     Spencer has only been at UMPI since this past fall. So for him, this means picking up and leaving for the second time in a year. “I think it’s another change I will be able to adjust to. This is a once-in-a-lifetime opportunity for us, so I have to take it.” 

     Along with Spencer, Logan McDougall joined the team this semester. This means he will be leaving after only being here for a matter of months. “I’m still shocked, honestly,” McDougall said. “It’s another big change that I have to make. But since I have a couple of guys whom I know with me, I think I’ll be OK.” 

     Head Coach Roger Stinson was more than proud of his players for being chosen. “These guys have worked extremely hard. I never thought this was a possibility. But I wish them nothing but the best.” 

     As these players get ready to go train for the big leagues, wish them luck and get ready to follow some of UMPI baseball on TV!

Volleyball Setting Up for Success

     UMPI’s Volleyball team has just begun to enter their off-season this semester. This means time to begin preparing for the 2022 fall season! Some of that preparation begins with looking back on this past season to see where there was success. They also look at where work needs to be done and what challenges they faced. For sophomore Alondra Lopez, that meant overcoming a sprained ankle for the third time. Even with that, Lopez said she had a lot of fun. “I loved being able to still be there and still support my team. Even when we’re injured, we might feel like we can’t do much, but I got to hype up my girls.”  For Lopez, being a supportive teammate from the sideline is just as important as being on the court making plays, which is an underrated quality of a great teammate.

     For the off-season, the team gets together to scrimmage in Gentile and work on specific drills. They also work on keeping their team chemistry strong. Sophomore Bailey LaPlante mentioned that she loves the scrimmages. “I feel like we all put in 100 percent,” she said. “We all work super hard…. Working with each other to fix what we can.” They also have been focused on working as a unit together and have been seeing the growth that they all have been making together.
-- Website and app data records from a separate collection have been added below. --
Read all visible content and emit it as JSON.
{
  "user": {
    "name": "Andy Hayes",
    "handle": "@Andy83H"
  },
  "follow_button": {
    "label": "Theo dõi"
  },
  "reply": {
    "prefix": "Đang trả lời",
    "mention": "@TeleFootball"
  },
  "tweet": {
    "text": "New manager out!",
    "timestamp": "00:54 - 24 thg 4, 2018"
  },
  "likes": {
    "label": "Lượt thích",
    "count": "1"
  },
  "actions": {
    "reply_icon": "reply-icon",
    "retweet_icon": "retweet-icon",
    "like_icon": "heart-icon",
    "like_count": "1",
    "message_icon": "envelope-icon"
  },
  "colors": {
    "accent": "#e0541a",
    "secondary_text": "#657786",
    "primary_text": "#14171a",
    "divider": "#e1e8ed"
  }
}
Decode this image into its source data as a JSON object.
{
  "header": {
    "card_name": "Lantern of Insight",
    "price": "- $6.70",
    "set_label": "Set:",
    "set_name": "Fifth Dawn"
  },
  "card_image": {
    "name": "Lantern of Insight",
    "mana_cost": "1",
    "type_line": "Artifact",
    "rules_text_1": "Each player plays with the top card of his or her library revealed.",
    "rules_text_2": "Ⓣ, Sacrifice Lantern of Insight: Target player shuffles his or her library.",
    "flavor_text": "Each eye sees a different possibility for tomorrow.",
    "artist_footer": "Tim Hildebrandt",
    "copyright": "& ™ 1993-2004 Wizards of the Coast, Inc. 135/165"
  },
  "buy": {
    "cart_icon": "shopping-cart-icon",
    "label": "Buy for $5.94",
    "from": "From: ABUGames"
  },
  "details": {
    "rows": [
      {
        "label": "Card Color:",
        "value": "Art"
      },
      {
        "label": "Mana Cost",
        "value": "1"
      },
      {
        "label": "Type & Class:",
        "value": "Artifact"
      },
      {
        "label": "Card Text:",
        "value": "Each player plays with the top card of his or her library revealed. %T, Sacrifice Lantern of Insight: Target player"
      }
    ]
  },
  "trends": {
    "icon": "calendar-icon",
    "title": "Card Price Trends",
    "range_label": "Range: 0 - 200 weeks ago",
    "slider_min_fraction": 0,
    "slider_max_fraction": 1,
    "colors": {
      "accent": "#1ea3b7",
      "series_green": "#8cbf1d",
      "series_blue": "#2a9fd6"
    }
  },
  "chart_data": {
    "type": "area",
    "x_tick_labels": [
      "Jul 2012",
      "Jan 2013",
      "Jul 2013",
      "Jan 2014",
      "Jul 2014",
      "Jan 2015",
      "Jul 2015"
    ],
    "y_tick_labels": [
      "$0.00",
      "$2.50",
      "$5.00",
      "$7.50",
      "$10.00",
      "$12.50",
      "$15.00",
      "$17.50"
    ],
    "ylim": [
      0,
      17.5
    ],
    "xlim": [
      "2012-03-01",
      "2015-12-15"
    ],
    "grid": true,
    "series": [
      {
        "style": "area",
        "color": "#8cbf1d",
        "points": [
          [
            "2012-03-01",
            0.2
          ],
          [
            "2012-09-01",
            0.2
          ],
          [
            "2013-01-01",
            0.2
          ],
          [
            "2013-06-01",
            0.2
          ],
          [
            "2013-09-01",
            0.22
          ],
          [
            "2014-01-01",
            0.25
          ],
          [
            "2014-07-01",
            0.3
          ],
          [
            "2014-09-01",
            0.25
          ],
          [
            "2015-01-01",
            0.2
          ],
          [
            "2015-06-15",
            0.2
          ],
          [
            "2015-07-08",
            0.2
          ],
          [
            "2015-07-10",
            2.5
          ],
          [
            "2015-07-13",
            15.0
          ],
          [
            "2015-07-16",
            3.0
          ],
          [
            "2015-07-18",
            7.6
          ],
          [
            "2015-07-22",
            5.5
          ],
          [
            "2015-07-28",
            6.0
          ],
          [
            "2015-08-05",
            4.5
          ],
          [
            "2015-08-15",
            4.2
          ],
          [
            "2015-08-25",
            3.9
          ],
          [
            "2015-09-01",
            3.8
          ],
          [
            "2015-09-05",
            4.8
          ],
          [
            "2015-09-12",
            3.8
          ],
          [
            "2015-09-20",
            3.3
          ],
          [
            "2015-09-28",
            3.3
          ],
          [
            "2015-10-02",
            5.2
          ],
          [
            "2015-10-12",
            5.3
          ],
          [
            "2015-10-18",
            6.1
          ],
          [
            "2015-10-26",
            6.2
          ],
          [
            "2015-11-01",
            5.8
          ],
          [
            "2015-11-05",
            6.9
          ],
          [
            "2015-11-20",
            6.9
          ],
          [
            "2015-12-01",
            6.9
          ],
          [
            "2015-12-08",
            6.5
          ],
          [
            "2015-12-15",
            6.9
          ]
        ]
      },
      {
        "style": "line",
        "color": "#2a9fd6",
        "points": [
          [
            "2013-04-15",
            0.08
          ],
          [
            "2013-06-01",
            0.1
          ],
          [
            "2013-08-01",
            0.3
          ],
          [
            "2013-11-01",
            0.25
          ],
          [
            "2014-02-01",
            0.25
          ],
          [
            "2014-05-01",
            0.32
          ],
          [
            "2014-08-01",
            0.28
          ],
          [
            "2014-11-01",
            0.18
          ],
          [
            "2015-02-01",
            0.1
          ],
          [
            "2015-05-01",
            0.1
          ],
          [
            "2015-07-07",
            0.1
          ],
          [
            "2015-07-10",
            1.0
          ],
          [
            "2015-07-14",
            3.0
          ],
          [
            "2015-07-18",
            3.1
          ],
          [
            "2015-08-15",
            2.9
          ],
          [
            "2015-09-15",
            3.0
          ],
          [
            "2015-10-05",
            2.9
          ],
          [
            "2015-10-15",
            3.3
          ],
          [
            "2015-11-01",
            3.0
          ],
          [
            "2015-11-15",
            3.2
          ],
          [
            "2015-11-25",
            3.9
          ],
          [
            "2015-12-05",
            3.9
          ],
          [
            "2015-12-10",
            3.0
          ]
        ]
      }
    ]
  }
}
Senior Miranda Cashmere said, “It was so awesome to see girls just step up as players, confidently…. I’m super proud to see that.” 

     The team is really excited for the upcoming season next fall. “I feel really confident,” LaPlante said. “With the group of girls we have now and how hard we’re all working, we can have a good season next year.” Lopez’ thoughts on the upcoming season were, “It’s been going awesome. Everyone is reaching more and more and trying to push themselves more. It’s great to see. I feel like everyone improves every time we step on the court.” 

     The volleyball team is coming off a 4-17 season this year. They are looking to improve on working as a unit and their own individual skill sets to be ready for the upcoming fall. As the team prepares for the upcoming season, be on the lookout next fall as the UMPI volleyball team looks to be better than ever before. And if you see them preparing along the way, wish them good luck!